The appellate court probably knows the relevant law but not the facts of your case, so it will look to your appellant’s brief to fill this void. If you don’t provide an adequate statement of the case in your brief, the court will have to look to the respondent’s brief. That’s major incentive to making your statement of the case as clear and effective as possible. Continue reading
Given the employer’s duty to “take all reasonable steps” to prevent discrimination, harassment, and other unlawful practices (Govt C §12940(h)(5), (k); 29 CFR §1604.11(d)), employment lawyers can expect to conduct—or assist a client in conducting—a workplace investigation.

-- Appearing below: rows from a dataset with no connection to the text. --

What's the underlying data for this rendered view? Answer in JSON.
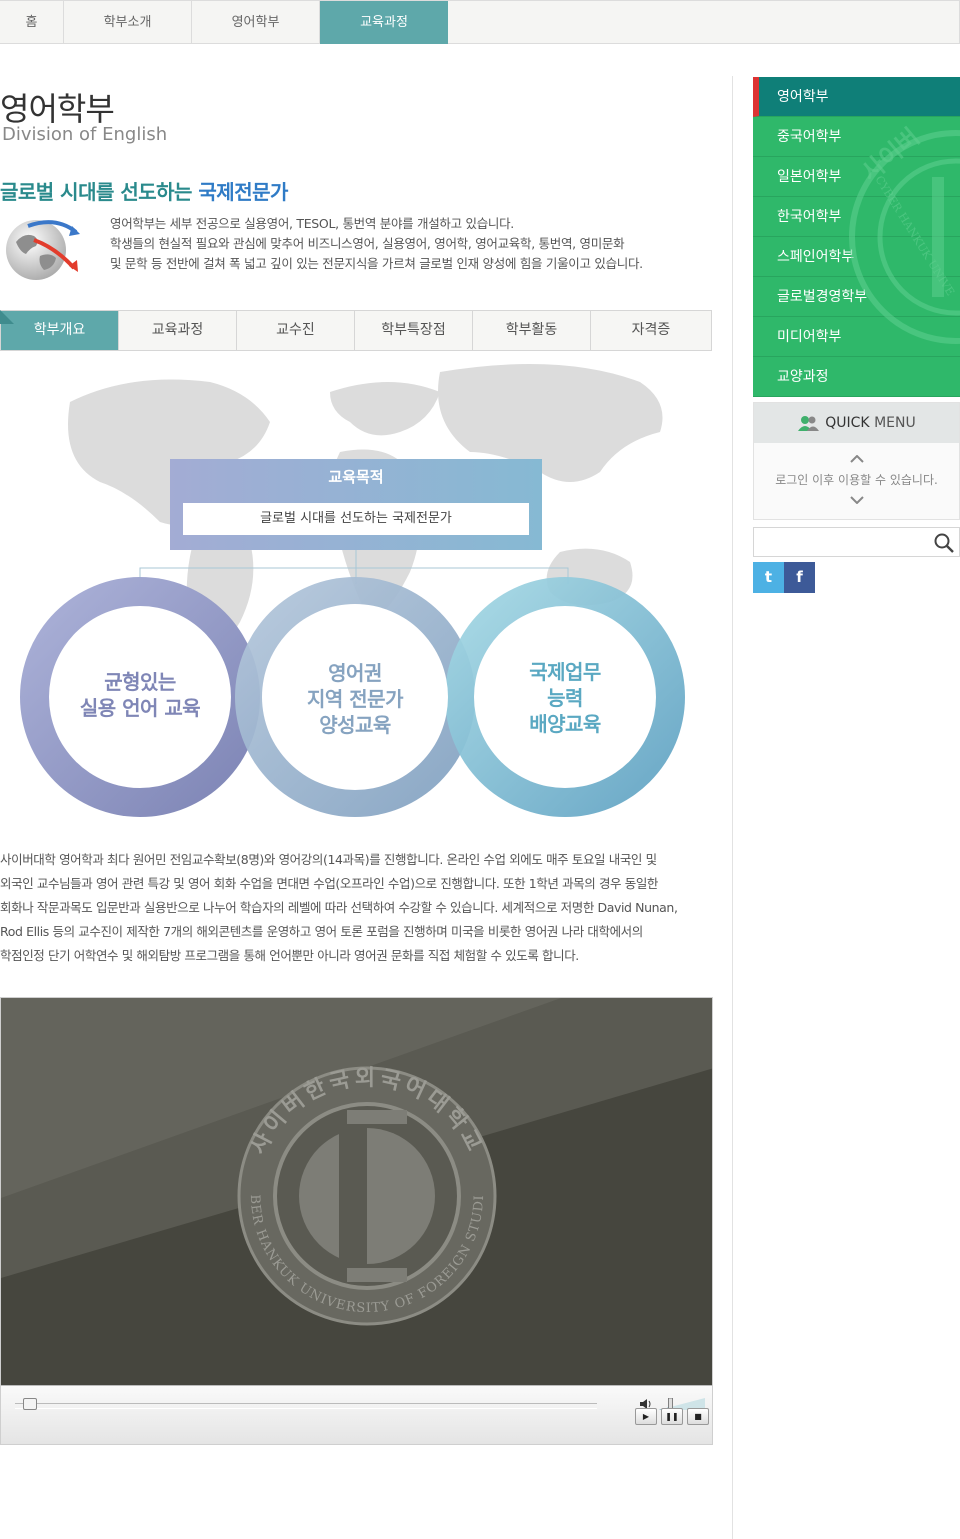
{
  "breadcrumb": [
    {
      "label": "홈",
      "active": false
    },
    {
      "label": "학부소개",
      "active": false
    },
    {
      "label": "영어학부",
      "active": false
    },
    {
      "label": "교육과정",
      "active": true
    }
  ],
  "page": {
    "title_ko": "영어학부",
    "title_en": "Division of English",
    "headline_part1": "글로벌 시대를 선도하는 ",
    "headline_part2": "국제전문가",
    "intro": [
      "영어학부는 세부 전공으로 실용영어, TESOL, 통번역 분야를 개설하고 있습니다.",
      "학생들의 현실적 필요와 관심에 맞추어 비즈니스영어, 실용영어, 영어학, 영어교육학, 통번역, 영미문화",
      "및 문학 등 전반에 걸쳐 폭 넓고 깊이 있는 전문지식을 가르쳐 글로벌 인재 양성에 힘을 기울이고 있습니다."
    ]
  },
  "tabs": [
    {
      "label": "학부개요",
      "active": true
    },
    {
      "label": "교육과정",
      "active": false
    },
    {
      "label": "교수진",
      "active": false
    },
    {
      "label": "학부특장점",
      "active": false
    },
    {
      "label": "학부활동",
      "active": false
    },
    {
      "label": "자격증",
      "active": false
    }
  ],
  "diagram": {
    "goal_title": "교육목적",
    "goal_text": "글로벌 시대를 선도하는 국제전문가",
    "circles": [
      {
        "lines": [
          "균형있는",
          "실용 언어 교육"
        ],
        "color": "#7f86b6"
      },
      {
        "lines": [
          "영어권",
          "지역 전문가",
          "양성교육"
        ],
        "color": "#86a3c0"
      },
      {
        "lines": [
          "국제업무",
          "능력",
          "배양교육"
        ],
        "color": "#5aa8c2"
      }
    ]
  },
  "body_text": [
    "사이버대학 영어학과 최다 원어민 전임교수확보(8명)와 영어강의(14과목)를 진행합니다. 온라인 수업 외에도 매주 토요일 내국인 및",
    "외국인 교수님들과 영어 관련 특강 및 영어 회화 수업을 면대면 수업(오프라인 수업)으로 진행합니다. 또한 1학년 과목의 경우 동일한",
    "회화나 작문과목도 입문반과 실용반으로 나누어 학습자의 레벨에 따라 선택하여 수강할 수 있습니다. 세계적으로 저명한 David Nunan,",
    "Rod Ellis 등의 교수진이 제작한 7개의 해외콘텐츠를 운영하고 영어 토론 포럼을 진행하며 미국을 비롯한 영어권 나라 대학에서의",
    "학점인정 단기 어학연수 및 해외탐방 프로그램을 통해 언어뿐만 아니라 영어권 문화를 직접 체험할 수 있도록 합니다."
  ],
  "video": {
    "seal_top": "사이버한국외국어대학교",
    "seal_bottom": "CYBER HANKUK UNIVERSITY OF FOREIGN STUDIES",
    "progress": 0,
    "volume": 0.25,
    "play_symbol": "▶",
    "pause_symbol": "❚❚",
    "stop_symbol": "■"
  },
  "sidebar": {
    "items": [
      {
        "label": "영어학부",
        "active": true
      },
      {
        "label": "중국어학부",
        "active": false
      },
      {
        "label": "일본어학부",
        "active": false
      },
      {
        "label": "한국어학부",
        "active": false
      },
      {
        "label": "스페인어학부",
        "active": false
      },
      {
        "label": "글로벌경영학부",
        "active": false
      },
      {
        "label": "미디어학부",
        "active": false
      },
      {
        "label": "교양과정",
        "active": false
      }
    ],
    "deco_text": "사이버",
    "deco_en": "CYBER HANKUK UNIVE",
    "quick_menu_bold": "QUICK",
    "quick_menu_rest": " MENU",
    "quick_message": "로그인 이후 이용할 수 있습니다.",
    "search_placeholder": "",
    "twitter_label": "t",
    "facebook_label": "f"
  },
  "colors": {
    "teal": "#5ea8aa",
    "green": "#2fb86a",
    "dark_teal": "#0f7f78",
    "twitter": "#4db1e4",
    "facebook": "#3d5a98"
  }
}
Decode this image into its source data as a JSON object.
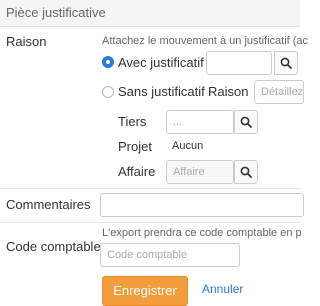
{
  "section": {
    "title": "Pièce justificative"
  },
  "reason": {
    "label": "Raison",
    "help": "Attachez le mouvement à un justificatif (ac",
    "option_with": "Avec justificatif",
    "option_with_selected": true,
    "option_without": "Sans justificatif",
    "sub_label": "Raison",
    "sub_placeholder": "Détaillez"
  },
  "tiers": {
    "label": "Tiers",
    "placeholder": "..."
  },
  "project": {
    "label": "Projet",
    "value": "Aucun"
  },
  "affaire": {
    "label": "Affaire",
    "placeholder": "Affaire"
  },
  "comments": {
    "label": "Commentaires",
    "value": ""
  },
  "accounting": {
    "help": "L'export prendra ce code comptable en p",
    "label": "Code comptable",
    "placeholder": "Code comptable"
  },
  "actions": {
    "save_label": "Enregistrer",
    "cancel_label": "Annuler"
  },
  "colors": {
    "accent": "#2a7ad8",
    "primary_button": "#f39c3c"
  }
}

Although most will be well-acquainted with the fact-finding process, the role of a litigator and the role of an investigator are quite different and implicate different goals, interests, and naturally, a whole host of different problems. Continue reading
From time to time, attorneys are asked to serve as corporate directors or officers. Watch out—there may be some serious perils involved for the attorney and his or her law firm. Continue reading
Filed under: Business Law, Legal Ethics, Legal Topics, Practice of Law | Tagged: attorney ethics, board of directors, conflict of interest, corporate board, corporate director, corporate officer | Leave a comment »
In cases in which there are medical issues, you’ll need to decide whether to depose the treating physician. Here are some considerations to keep in mind as you make this call. Continue reading
Filed under: Civil Litigation, Discovery, Legal Topics, Personal Injury, Tort Law | Tagged: damages, deposition, discovery, expert witness, medical records, medical testimony, opinion testimony, personal injury, treating physician | Leave a comment »
Suppose a debtor denies owning a home and then gives a false address so creditors don’t find out about the home. Can the debtor still claim the homestead exemption in bankruptcy? Continue reading
The following is a guest blog post by Tyler M. Paetkau, a partner with Hartnett, Smith & Paetkau in Redwood City. Tyler represents employers in all aspects of labor and employment law. He’s a frequent author and speaker on labor and employment law issues, and the former Chair of the Executive Committee of the Labor and Employment Law Section of the State Bar of California.
California employers and employment lawyers have been (hopefully) planning for the new mandatory sick leave law for many months and now it’s finally here! Here’s a look at the law. Continue reading
The following is a guest blog post by Jacob Stein, a partner with Klueger & Stein, LLP in Los Angeles. Mr. Stein practices international taxation and structures cross-border business transactions.
An increasing number of Americans are opting for an expatriate life. In fact, as MSN reports, more Americans than ever have renounced their U.S. citizenship in the first quarter of 2015. Moving abroad and getting a new citizenship may cut off the U.S. government’s ability to recover taxes from the expat because the U.S. will no longer have personal jurisdiction over that person. That’s where the “exit tax” comes into play—the expatriation rules of the Internal Revenue Code seek to extract a tax while the U.S. still has jurisdiction. Continue reading